If your brand advocates are going to shout about you on their platforms, you need to make access to all brand content and resources readily available.

Brand assets are like instructions on how to correctly represent your brand on social media. They can include branded materials such as images or banners used in marketing. Resources, meanwhile, should include company documents like your mission statement.

To make these readily available, create centralized hubs or a dedicated employee advocacy platform on your company channels. Be sure to include the latest and most relevant materials like marketing tools, social media posts, and news that might be relevant to your business or industry.

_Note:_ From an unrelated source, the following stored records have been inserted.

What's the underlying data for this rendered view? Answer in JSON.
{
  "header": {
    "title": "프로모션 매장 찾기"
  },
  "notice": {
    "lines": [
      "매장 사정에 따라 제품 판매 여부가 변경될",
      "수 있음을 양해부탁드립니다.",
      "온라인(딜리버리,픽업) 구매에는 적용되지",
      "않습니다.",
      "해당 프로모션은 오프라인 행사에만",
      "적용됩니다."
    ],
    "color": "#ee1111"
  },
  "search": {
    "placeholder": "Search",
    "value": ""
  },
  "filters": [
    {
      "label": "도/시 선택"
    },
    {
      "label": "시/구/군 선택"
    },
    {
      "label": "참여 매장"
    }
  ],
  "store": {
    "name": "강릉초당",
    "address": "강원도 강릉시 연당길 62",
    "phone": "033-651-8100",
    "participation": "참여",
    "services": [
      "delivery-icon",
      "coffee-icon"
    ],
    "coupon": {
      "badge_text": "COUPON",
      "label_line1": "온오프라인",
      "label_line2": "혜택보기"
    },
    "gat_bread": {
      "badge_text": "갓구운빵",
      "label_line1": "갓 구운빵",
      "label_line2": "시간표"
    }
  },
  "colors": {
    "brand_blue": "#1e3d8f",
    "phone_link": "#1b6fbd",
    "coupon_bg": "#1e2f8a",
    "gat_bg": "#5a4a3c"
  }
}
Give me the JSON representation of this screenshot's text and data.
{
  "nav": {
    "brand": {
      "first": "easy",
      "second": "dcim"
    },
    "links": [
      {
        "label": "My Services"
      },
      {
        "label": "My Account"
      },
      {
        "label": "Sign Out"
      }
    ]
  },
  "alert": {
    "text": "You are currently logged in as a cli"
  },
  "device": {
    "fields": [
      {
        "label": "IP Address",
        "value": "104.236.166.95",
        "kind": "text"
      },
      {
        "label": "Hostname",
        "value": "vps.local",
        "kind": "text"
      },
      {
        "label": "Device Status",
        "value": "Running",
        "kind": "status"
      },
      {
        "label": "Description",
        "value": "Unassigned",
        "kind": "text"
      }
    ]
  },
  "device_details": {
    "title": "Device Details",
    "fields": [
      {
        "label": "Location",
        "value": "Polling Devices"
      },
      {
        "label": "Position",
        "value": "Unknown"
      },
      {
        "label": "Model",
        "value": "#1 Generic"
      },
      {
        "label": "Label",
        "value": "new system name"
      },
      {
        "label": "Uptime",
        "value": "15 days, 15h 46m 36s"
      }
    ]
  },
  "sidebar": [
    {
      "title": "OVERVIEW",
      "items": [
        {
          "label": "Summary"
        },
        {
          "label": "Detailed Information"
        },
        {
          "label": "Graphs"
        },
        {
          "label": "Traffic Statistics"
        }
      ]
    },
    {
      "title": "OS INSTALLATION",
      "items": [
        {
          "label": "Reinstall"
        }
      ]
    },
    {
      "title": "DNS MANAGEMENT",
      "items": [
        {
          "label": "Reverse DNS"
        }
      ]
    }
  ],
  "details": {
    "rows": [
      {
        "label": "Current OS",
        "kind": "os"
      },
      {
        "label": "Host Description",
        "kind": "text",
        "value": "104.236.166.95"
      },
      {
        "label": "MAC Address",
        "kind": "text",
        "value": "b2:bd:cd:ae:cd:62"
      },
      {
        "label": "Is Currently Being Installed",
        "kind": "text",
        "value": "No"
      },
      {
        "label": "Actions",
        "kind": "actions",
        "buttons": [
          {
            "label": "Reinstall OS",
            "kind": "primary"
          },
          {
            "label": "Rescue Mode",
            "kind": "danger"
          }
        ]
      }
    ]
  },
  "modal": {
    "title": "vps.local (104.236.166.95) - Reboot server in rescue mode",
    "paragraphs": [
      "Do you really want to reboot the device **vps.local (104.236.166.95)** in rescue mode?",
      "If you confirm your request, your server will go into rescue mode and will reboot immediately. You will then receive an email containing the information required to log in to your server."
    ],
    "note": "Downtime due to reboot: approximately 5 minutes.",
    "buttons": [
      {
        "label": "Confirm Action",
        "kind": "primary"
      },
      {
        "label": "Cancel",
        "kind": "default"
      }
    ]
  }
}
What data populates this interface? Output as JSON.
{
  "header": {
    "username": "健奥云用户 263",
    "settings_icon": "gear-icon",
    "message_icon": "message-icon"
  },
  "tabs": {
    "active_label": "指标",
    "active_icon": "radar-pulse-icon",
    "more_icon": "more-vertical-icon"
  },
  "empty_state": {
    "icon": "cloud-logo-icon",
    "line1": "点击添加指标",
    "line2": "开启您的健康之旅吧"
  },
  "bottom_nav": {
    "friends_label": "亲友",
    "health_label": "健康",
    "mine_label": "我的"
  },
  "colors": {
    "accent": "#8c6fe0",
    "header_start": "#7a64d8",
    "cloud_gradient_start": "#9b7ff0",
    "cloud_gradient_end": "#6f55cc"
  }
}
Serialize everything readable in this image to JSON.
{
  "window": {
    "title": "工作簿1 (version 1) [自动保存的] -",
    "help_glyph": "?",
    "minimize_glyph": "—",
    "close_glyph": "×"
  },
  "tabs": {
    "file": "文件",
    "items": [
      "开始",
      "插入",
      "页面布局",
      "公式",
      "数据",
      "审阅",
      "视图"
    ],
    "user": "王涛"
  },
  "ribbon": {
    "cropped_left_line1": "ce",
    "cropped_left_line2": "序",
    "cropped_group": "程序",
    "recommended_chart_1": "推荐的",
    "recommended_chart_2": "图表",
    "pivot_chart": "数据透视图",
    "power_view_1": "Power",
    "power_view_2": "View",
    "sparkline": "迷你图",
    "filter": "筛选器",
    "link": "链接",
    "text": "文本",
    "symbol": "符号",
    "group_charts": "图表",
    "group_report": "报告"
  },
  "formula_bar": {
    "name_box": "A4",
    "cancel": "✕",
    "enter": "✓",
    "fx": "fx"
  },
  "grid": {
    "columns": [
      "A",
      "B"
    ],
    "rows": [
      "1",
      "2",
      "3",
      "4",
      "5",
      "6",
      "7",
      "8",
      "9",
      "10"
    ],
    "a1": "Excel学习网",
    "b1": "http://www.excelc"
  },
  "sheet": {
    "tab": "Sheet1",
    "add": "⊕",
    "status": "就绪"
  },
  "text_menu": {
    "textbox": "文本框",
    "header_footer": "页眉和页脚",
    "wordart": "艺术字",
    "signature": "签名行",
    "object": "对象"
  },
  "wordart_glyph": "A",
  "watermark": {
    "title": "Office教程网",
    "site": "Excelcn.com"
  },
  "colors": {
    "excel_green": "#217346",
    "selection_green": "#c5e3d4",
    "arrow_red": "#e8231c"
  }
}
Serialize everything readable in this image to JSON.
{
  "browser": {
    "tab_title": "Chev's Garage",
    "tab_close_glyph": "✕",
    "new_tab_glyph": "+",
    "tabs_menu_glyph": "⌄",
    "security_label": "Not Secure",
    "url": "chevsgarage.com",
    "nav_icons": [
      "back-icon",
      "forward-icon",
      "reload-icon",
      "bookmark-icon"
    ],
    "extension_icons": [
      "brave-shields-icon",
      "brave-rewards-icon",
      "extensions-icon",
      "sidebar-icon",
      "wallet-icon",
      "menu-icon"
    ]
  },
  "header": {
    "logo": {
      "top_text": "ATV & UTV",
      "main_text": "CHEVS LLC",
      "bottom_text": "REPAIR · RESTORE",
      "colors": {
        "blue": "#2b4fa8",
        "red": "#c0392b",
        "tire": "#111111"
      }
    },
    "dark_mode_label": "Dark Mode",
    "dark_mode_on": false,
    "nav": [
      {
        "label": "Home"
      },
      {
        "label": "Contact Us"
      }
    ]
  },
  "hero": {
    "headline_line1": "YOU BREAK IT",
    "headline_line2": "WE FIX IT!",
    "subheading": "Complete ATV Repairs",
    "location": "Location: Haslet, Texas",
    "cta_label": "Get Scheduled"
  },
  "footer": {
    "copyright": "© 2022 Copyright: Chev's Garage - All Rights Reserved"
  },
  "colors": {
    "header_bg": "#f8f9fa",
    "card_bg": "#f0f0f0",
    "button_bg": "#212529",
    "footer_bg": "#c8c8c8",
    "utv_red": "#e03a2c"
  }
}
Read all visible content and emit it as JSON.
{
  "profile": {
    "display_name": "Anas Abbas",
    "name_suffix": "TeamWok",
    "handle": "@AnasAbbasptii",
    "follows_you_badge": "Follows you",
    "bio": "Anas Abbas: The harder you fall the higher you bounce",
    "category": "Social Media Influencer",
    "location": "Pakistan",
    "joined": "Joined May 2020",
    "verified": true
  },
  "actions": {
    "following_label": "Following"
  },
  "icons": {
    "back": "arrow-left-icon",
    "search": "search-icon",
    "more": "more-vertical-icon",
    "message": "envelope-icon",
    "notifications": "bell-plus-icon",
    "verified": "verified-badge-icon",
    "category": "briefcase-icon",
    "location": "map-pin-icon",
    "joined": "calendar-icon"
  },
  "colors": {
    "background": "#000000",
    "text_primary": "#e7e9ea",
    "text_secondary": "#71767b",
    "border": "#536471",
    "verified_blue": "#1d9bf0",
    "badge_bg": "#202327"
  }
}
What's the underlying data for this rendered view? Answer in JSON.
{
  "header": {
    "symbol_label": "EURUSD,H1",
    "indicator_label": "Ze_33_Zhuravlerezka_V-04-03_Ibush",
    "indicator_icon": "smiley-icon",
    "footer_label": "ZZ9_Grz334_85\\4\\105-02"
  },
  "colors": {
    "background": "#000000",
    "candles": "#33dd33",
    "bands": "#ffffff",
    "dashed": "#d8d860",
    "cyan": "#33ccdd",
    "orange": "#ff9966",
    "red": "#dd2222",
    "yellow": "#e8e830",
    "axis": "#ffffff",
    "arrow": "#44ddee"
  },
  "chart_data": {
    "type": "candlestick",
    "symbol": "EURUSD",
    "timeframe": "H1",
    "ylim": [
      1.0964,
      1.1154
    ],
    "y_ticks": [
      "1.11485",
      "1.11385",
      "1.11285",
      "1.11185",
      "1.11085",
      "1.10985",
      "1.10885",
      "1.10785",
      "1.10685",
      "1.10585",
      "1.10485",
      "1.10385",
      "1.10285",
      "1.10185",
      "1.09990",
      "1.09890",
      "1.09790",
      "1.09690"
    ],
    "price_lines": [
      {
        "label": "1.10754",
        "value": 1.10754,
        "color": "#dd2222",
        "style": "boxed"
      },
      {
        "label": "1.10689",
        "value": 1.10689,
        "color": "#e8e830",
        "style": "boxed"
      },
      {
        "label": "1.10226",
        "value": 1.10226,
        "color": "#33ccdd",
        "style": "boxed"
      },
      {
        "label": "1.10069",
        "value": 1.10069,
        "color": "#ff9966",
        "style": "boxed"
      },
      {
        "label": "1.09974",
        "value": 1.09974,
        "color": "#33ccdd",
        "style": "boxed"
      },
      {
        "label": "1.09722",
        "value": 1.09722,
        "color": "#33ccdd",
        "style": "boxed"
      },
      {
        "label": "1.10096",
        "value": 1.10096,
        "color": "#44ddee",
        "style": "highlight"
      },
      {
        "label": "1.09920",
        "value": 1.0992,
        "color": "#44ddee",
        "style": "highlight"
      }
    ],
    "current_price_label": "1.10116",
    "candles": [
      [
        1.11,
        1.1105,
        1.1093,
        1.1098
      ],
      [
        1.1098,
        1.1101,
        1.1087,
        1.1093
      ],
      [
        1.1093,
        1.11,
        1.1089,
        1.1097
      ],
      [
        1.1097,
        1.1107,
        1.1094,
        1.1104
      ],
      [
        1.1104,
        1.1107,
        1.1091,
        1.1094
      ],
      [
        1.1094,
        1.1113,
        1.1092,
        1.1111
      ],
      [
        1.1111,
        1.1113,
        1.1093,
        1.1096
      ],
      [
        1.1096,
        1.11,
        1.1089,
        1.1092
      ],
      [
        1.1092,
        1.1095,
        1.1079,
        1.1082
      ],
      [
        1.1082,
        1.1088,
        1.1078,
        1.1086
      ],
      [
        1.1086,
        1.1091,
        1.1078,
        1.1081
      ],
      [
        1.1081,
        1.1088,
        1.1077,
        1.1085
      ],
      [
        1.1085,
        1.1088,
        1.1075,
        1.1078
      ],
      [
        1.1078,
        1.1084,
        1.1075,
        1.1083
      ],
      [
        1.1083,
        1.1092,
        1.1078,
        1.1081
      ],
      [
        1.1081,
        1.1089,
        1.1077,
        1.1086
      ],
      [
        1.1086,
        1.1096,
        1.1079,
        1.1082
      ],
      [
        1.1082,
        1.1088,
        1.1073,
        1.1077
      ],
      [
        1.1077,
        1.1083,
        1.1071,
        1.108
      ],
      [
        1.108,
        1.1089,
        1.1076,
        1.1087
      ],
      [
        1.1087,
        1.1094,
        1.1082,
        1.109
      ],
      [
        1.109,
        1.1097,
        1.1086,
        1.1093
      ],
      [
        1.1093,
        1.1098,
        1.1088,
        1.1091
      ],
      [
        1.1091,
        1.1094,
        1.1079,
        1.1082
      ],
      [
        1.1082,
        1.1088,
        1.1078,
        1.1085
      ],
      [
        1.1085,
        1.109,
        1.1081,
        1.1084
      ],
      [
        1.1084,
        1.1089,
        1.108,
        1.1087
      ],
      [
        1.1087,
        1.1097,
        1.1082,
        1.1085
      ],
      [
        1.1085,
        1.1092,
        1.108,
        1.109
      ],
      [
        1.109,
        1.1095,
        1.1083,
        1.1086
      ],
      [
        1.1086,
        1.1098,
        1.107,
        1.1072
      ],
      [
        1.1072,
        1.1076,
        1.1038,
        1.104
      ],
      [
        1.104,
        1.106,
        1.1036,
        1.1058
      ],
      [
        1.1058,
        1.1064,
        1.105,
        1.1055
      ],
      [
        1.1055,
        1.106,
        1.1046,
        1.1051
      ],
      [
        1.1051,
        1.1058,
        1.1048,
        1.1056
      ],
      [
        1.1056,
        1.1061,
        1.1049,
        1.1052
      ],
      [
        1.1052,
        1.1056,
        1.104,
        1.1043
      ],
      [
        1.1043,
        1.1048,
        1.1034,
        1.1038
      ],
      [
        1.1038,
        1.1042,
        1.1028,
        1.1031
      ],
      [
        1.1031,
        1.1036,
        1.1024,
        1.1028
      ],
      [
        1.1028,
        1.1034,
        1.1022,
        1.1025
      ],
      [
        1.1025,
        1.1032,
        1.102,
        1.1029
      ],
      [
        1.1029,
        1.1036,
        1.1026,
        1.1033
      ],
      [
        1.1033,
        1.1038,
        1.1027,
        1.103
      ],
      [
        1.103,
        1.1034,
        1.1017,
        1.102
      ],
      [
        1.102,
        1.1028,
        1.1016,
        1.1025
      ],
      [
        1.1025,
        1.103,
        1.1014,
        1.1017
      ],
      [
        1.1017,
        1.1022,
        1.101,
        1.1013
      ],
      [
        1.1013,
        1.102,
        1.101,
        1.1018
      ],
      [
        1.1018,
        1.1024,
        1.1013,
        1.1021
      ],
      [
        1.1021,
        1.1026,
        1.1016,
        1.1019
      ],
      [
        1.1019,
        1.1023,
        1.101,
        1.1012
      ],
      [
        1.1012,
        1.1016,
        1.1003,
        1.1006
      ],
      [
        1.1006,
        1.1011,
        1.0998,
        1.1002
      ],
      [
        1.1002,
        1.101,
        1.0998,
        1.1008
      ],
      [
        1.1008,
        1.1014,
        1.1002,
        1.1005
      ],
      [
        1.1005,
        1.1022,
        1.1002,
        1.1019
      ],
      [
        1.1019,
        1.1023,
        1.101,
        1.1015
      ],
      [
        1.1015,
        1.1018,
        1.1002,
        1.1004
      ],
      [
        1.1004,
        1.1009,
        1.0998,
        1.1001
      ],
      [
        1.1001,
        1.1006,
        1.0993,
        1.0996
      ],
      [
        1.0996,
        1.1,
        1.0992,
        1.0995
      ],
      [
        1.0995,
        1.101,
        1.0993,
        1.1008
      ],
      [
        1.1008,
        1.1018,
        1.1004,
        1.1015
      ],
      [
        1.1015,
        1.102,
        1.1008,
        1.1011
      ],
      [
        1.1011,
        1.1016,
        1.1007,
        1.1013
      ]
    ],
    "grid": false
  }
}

Encourage employee ambassadors to use these resources to boost brand messages and share valuable content with their contacts. If you enact a new company-wide policy that positively affects the lives of employees at work, you’ll want to encourage them to share the good news on their individual channels.


6.    Encourage and Recognize the Hard Work of Employees

Dedicated employees who decide to represent your brand online should be recognized, especially if they refer customers or collaborate on brand events. You can do this by starting reward systems or handing out perks to acknowledge challenging work.

You could also increase the gross pay of brand advocates. Just to clarify, what is gross pay? It’s the total pay your employees receive, including bonuses and commissions. Introducing a bonus scheme for brand advocates is one way to inspire them to represent your brand.




Build your Employee Brand Advocacy Program Today

Empowering employees as brand advocates can be incredibly rewarding for both your company and employees. But you need a thoughtful approach that prioritizes employee satisfaction and support.

You don’t want team members to feel you are taking advantage of them. Instead, you should acknowledge their importance as your representatives. Encourage a culture of open communication and constant feedback. By doing this, you will establish a solid foundation for your advocacy program.

Through effective employee advocacy, your business can utilize the influence of its employees to amplify brand messages, boost credibility, and improve customer loyalty.